The most dramatic and public hamstring injury occurs when you see an Olympic athlete pull up suddenly in the sprint, grimacing and clutching the back of their thigh. It happens quickly and you can’t run afterwards. The Romans used to cut the hamstring tendons of prisoners because without hamstrings you can’t push against something, stopping men from using a shield effectively in battle. This is the origin of the word “hamstrung”, meaning being rendered helpless to do anything about a particular situation.
Hamstring Anatomy & Function
The hamstrings are strictly speaking the tendons that attach a group of three muscles at the back of the thigh. The term is now used to cover this group of muscles at the back of the thigh which are the biceps femoris, semimembranosus and semitendinosus. The biceps femoris is the most often affected in sports and strenuous activity.
The hamstrings all start, or originate, on the ischial tuberosity in the buttock, the “seat bones”. They end (insert) around the upper fibula and tibia. The hamstrings cross two joints, the knee and the hip, making their function more complex than one-joint muscles.
The hamstrings bend the knee (knee flexion in physio-speak) and extend the hip, i.e. move the hip backwards. They don’t do a lot of work in standing about or walking, but are very active in powerful and energetic activities such as running, pushing and jumping.

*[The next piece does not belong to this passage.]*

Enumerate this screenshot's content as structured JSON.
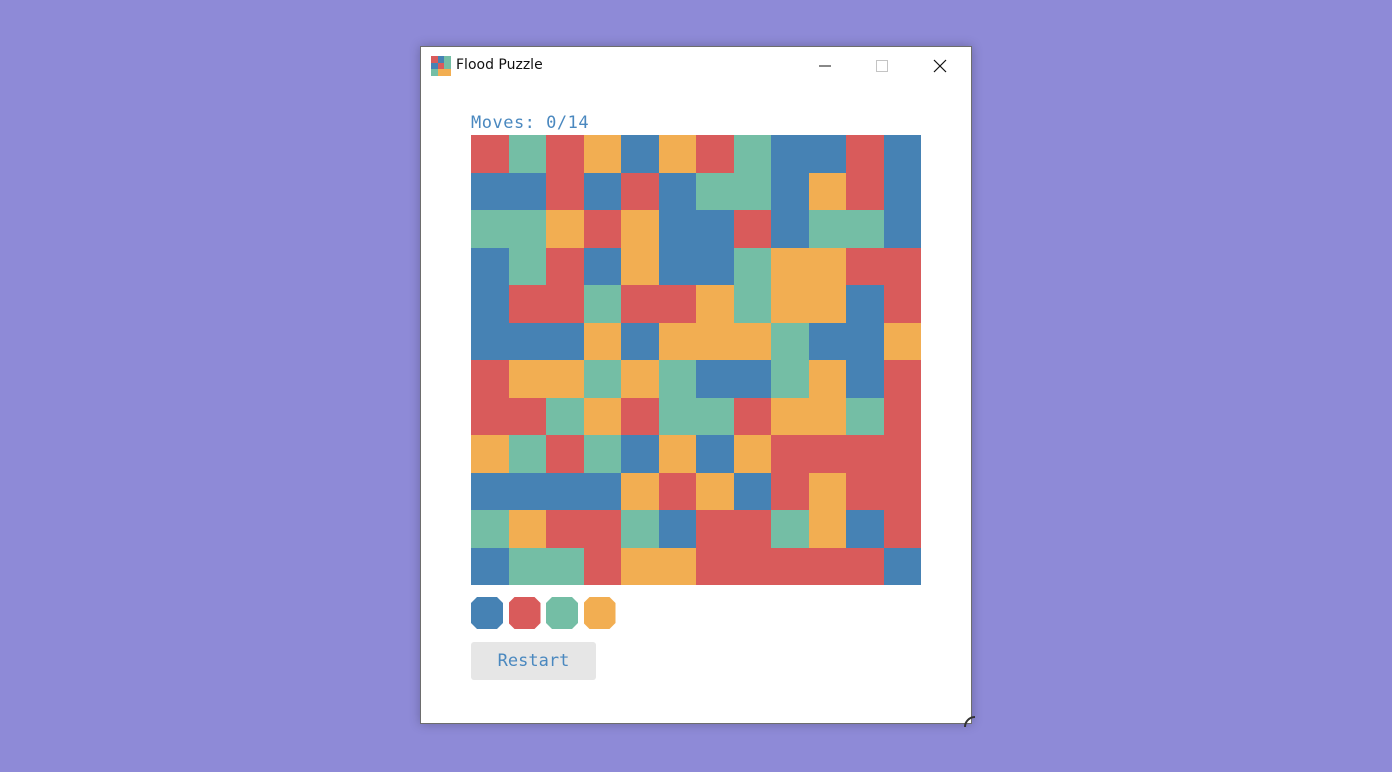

Most of us don’t need strong hamstrings for the type of sedentary lives we lead, but athletes and climbers need strong and flexible hamstrings to achieve peak performance.
How Does Hamstring Injury Occur?
The hamstring is most at risk when it is under strain during “eccentric contraction” which means it is both contracting and lengthening at the same time. Lunging, jumping and running are typical activities that put an athlete at risk.
The muscle tendons can even be torn off the tuberosity (an avulsion fracture) in cases where the knee is straight and the body bent forward violently and suddenly. This can occur in water skiing.
Most hamstring injuries occur at the junction between the muscle and tendon parts of the whole structure.
Causes of Hamstring Injury
Hamstring injuries are muscle strains. They occur during rapid acceleration whilst running or winding up to fast running. Factors contributing to this injury include poor warm-up, lack of flexibility, tiredness and lack of a good strength balance between the knee muscle groups.
- Grade 1 tears are minor strains of the muscle, often painful but the person can still walk and do normal activities, but not run or do strong work
- Grade 2 tears are partial ruptures of the muscle, at the junction of the muscle and the tendon or at the bony connection at the base of the buttocks.
- Grade 3 tears are complete ruptures of the muscle, muscle-tendon junction or at the bony insertion at the base of the buttocks. These are very painful and disabling and require urgent medical review.
If someone has had a hamstring strain before that makes another one more likely. Over-striding, where the athlete tries to speed up by lengthening their stride in running, is known to be a risk.
Hamstring Injury Symptoms
- Sudden pain and inability to continue the activity, such as when sprinting. The pain can be very severe.
- People may say they heard a pop as the muscle “went”
- Pain usually occurs early on or late on in the activity
- Sitting and going upstairs may be painful
- Bruising may be visible in the thigh
Physiotherapy for Hamstring Injury
The severity of a pulled hamstring varies greatly, so treatment is dictated by the degree of the patient’s problems.
Physiotherapy is indicated for the management of hamstring injuries. A physio will treat minor injuries using the PRICE protocol, with rest, ice, compression bandages and elevation to control pain and inflammation. Active range of motion exercises may be suitable after a few days, progressing to isometric exercises with the knee in different positions.
More severe injuries may be splinted with the knee straight and crutches used to take the stress off the hamstrings in walking.
Further treatment progresses through active exercises to resisted exercises, stretching, eccentric strengthening exercises and sport-related training drills. This process is best performed under the supervision of an experienced physiotherapist.
Over the long-term, it is important to maintain flexibility and the ratio of strength between the quadriceps and hamstring muscle groups.
Surgery for Hamstring Injury
Surgery may be needed to clear out large haematomas (bleeds) or to repair the muscle bellies if they have been torn. If the origin of the hamstring has been avulsed (pulled off) at the base of the buttocks, then surgery may be required to reattach it.
- Hamstring Injury. NHS Choices. http://www.nhs.uk/conditions/hamstring-injury/Pages/Introduction.aspx
- Brukner P. Hamstring injuries: prevention and treatment – an update. British Journal of Sports Medicine 2014. http://bjsm.bmj.com/content/early/2015/06/23/bjsports-2014-094427.full
Last Review Date: 08-12-2019
Next Review Date: 08-12-2021